Report the count of lines below in which the string "favicon" occurs; include nothing else.

::::

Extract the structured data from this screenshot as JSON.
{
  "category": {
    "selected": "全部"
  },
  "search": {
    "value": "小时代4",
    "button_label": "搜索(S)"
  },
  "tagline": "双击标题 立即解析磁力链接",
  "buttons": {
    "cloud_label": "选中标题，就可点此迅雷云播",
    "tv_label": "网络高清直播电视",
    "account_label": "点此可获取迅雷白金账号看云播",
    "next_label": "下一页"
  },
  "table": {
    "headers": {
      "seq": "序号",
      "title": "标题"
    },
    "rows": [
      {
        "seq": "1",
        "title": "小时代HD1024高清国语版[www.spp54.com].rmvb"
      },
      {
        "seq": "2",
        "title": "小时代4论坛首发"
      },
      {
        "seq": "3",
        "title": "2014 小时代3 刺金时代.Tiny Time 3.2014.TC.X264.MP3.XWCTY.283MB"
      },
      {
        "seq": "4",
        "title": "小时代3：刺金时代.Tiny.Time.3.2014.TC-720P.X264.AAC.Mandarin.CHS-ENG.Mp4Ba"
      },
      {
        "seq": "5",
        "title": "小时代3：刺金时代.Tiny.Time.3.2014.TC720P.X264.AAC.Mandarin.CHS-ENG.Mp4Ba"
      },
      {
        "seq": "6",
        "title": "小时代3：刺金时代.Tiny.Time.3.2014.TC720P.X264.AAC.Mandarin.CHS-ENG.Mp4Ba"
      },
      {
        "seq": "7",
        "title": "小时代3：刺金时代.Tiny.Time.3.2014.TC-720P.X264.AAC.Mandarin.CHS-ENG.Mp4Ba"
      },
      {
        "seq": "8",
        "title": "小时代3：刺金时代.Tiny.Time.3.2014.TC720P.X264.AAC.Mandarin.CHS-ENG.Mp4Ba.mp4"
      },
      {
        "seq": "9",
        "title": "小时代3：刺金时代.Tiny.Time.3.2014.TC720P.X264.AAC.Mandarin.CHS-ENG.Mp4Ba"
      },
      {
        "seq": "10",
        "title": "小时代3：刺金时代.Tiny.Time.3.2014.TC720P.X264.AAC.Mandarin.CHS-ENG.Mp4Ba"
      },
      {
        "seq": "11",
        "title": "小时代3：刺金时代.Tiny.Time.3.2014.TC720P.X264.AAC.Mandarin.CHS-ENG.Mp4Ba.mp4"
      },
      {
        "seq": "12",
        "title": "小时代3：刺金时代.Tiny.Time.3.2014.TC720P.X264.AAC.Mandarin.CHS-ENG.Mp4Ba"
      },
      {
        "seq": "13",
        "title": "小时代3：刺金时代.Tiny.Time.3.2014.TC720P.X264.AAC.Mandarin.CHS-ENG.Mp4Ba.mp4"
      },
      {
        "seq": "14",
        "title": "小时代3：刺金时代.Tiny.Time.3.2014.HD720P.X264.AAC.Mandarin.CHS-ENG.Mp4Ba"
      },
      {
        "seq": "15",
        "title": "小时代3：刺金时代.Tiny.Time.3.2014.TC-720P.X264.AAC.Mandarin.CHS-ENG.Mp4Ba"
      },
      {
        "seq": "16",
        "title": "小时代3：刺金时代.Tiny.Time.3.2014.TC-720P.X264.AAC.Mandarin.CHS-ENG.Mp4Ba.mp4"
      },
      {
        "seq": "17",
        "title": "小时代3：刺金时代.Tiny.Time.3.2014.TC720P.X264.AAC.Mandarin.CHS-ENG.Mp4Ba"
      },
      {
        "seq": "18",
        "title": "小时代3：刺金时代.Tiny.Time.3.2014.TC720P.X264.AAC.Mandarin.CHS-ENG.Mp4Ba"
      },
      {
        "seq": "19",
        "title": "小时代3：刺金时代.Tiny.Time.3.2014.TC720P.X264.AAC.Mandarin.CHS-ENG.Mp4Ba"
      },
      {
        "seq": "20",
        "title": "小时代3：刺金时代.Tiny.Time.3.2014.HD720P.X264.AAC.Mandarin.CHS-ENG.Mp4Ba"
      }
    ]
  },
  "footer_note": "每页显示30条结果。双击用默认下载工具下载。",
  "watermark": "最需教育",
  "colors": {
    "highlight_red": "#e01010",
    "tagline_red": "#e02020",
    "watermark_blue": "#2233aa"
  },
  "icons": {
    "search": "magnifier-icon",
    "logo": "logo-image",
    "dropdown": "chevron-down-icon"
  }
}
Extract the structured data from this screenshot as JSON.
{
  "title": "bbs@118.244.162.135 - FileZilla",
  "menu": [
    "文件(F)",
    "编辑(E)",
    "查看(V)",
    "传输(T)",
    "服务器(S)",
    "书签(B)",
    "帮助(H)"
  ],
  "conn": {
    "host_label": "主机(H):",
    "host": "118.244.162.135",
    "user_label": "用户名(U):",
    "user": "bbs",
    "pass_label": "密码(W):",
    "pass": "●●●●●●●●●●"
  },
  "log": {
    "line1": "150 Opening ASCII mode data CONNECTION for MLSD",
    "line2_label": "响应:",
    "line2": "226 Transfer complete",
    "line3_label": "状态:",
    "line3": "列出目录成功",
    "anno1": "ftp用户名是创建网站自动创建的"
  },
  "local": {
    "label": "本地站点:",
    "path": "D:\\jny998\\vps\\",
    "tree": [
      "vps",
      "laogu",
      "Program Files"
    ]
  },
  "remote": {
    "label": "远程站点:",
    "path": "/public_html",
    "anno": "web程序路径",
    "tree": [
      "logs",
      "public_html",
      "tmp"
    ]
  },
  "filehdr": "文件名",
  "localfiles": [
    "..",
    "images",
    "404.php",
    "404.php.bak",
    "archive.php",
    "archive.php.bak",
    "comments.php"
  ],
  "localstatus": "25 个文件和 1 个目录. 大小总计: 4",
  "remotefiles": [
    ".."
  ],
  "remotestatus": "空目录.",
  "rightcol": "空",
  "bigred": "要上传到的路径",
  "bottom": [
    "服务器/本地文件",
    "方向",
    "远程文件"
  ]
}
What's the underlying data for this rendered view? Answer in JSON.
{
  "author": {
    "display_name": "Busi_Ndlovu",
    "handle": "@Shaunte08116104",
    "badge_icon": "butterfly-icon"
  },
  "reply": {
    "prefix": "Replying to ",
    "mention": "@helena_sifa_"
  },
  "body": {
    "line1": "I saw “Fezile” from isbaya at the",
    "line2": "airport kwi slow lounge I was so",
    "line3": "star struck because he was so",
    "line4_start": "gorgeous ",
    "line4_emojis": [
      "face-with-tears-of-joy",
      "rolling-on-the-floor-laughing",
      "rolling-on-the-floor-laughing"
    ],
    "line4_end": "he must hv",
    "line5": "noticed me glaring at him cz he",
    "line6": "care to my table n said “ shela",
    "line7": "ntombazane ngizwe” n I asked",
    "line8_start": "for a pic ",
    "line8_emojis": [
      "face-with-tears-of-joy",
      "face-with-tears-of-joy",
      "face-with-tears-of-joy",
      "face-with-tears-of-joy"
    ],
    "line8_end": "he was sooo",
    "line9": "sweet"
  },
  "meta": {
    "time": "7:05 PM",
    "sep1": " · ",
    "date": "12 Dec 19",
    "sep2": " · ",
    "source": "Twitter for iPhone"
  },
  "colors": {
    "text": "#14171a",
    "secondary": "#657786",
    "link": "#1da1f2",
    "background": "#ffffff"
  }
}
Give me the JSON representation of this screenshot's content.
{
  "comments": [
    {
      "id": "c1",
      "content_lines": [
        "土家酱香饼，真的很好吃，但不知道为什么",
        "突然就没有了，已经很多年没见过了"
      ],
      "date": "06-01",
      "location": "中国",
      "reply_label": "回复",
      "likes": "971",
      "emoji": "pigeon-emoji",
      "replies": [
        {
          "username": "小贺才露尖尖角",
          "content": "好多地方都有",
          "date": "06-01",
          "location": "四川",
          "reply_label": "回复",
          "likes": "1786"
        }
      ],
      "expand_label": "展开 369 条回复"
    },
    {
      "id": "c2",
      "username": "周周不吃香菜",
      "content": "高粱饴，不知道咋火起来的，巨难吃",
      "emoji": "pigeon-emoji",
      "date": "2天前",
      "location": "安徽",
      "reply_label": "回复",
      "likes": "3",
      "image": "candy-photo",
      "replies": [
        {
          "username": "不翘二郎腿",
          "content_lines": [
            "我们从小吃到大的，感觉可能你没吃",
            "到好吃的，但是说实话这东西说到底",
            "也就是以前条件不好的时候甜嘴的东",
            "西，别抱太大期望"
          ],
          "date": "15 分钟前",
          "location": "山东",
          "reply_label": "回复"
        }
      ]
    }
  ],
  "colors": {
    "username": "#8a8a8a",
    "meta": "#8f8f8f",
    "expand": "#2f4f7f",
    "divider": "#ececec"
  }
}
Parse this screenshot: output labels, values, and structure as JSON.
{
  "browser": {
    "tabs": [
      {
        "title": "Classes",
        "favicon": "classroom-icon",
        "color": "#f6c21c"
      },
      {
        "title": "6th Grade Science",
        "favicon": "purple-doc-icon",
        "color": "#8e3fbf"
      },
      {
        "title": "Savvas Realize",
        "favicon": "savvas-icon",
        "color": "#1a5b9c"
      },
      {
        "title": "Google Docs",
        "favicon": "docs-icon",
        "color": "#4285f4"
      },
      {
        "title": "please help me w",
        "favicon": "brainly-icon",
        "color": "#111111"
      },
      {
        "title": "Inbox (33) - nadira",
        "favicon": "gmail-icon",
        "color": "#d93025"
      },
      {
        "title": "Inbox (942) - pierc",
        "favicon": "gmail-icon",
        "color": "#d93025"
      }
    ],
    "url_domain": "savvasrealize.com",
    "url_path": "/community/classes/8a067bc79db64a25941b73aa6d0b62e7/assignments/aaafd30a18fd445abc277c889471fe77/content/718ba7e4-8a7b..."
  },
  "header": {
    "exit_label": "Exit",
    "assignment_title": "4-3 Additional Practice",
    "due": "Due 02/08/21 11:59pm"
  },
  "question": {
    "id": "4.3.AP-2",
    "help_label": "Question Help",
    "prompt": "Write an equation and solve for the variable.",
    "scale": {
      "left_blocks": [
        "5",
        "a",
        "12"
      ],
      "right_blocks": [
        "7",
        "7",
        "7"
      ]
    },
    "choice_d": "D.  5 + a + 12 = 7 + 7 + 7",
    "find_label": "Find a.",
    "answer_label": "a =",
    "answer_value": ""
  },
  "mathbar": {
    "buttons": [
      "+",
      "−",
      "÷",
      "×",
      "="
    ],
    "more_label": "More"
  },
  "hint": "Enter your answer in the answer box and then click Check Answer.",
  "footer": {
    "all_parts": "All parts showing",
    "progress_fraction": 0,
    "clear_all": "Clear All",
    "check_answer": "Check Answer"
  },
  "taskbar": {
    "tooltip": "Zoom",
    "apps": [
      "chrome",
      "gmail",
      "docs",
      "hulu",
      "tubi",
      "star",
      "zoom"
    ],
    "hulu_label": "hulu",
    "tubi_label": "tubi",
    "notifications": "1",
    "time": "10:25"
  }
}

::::

Exercise answer - 7